(Data for processing):
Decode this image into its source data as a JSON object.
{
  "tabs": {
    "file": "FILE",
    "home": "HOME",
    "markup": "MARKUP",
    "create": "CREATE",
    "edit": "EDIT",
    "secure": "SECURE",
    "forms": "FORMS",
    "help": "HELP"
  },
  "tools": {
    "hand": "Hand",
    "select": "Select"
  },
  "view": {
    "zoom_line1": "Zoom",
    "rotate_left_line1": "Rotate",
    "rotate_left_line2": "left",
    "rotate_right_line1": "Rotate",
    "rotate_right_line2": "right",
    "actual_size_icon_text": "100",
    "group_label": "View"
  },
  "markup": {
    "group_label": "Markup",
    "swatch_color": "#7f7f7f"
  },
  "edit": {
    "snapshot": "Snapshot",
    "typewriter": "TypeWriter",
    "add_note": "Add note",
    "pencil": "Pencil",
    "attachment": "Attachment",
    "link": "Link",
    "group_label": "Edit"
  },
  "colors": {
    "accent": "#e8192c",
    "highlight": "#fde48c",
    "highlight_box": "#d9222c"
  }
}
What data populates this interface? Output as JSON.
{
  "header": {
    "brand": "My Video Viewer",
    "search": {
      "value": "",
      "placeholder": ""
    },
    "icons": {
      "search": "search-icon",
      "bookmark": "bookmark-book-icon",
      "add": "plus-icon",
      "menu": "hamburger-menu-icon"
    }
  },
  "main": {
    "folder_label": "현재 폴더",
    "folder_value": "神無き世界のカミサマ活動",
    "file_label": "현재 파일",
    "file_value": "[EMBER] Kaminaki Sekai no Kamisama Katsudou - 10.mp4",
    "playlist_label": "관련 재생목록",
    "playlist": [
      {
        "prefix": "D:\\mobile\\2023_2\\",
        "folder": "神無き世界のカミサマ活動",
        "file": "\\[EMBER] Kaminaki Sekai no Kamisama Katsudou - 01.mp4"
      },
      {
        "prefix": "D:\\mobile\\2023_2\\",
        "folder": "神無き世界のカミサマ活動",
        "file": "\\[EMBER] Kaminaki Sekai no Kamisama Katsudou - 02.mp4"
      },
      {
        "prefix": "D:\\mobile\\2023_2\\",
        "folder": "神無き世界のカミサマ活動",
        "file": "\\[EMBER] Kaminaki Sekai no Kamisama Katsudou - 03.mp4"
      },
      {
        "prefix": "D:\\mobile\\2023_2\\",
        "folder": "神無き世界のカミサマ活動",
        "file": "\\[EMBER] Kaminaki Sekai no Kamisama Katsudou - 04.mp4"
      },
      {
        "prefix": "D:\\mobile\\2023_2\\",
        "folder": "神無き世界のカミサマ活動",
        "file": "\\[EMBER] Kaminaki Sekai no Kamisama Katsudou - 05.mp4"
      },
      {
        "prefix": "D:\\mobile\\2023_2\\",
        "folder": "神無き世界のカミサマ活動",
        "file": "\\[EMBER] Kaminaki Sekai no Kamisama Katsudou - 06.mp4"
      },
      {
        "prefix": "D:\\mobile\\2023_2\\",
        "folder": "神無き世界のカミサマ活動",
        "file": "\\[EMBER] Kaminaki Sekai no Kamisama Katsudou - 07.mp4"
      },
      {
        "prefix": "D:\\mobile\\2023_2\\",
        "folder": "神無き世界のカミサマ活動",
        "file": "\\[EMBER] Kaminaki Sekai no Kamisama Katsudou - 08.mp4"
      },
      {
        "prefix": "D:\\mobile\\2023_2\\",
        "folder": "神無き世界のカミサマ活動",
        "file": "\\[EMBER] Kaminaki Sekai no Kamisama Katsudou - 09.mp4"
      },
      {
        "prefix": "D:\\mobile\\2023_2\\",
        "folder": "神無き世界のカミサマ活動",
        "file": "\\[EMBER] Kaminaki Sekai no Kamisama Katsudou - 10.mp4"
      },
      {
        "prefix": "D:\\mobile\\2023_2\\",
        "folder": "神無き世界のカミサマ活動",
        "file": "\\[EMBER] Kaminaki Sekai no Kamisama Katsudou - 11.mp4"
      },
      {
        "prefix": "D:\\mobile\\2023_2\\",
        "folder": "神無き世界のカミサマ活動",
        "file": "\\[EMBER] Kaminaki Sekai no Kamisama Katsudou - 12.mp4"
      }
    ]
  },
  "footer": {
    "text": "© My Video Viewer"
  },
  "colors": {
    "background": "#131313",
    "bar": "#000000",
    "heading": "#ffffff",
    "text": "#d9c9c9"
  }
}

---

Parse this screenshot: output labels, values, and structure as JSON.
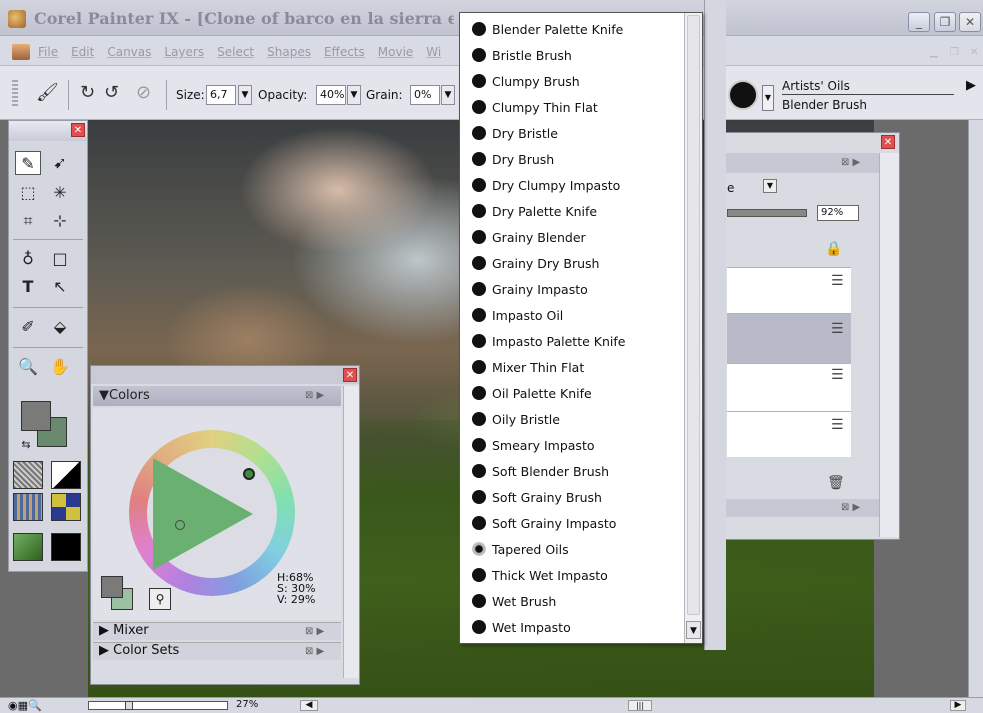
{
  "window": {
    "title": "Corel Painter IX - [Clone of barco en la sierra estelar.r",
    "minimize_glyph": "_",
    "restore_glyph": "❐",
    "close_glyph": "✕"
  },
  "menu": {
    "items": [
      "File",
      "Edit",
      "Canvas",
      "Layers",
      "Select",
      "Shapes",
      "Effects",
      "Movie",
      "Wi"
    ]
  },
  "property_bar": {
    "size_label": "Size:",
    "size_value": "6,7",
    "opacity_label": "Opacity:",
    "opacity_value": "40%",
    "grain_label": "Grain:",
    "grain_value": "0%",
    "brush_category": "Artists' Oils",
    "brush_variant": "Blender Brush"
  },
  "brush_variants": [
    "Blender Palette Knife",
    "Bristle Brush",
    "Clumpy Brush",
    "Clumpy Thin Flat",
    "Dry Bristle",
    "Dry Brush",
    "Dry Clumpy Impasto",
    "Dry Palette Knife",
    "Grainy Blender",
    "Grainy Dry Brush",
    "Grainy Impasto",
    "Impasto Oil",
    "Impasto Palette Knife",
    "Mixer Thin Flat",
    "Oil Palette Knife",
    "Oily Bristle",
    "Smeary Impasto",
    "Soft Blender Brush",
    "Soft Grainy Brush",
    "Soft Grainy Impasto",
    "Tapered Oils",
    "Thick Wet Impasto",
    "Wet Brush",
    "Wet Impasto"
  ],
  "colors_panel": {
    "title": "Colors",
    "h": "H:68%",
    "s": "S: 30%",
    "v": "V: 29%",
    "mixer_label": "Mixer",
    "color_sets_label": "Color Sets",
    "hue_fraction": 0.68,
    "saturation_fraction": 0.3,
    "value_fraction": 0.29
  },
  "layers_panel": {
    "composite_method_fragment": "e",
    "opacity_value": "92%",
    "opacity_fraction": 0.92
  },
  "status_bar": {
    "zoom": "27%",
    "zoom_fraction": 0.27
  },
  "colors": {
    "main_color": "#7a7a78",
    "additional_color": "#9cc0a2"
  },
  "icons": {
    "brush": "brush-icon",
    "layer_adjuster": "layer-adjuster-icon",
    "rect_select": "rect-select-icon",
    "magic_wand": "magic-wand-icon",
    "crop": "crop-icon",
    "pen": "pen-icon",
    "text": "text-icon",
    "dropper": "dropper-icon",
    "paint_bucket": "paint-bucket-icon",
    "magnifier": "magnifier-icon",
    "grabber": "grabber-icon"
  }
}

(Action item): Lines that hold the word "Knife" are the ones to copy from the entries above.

(Written solution):
    "Blender Palette Knife",
    "Dry Palette Knife",
    "Impasto Palette Knife",
    "Oil Palette Knife",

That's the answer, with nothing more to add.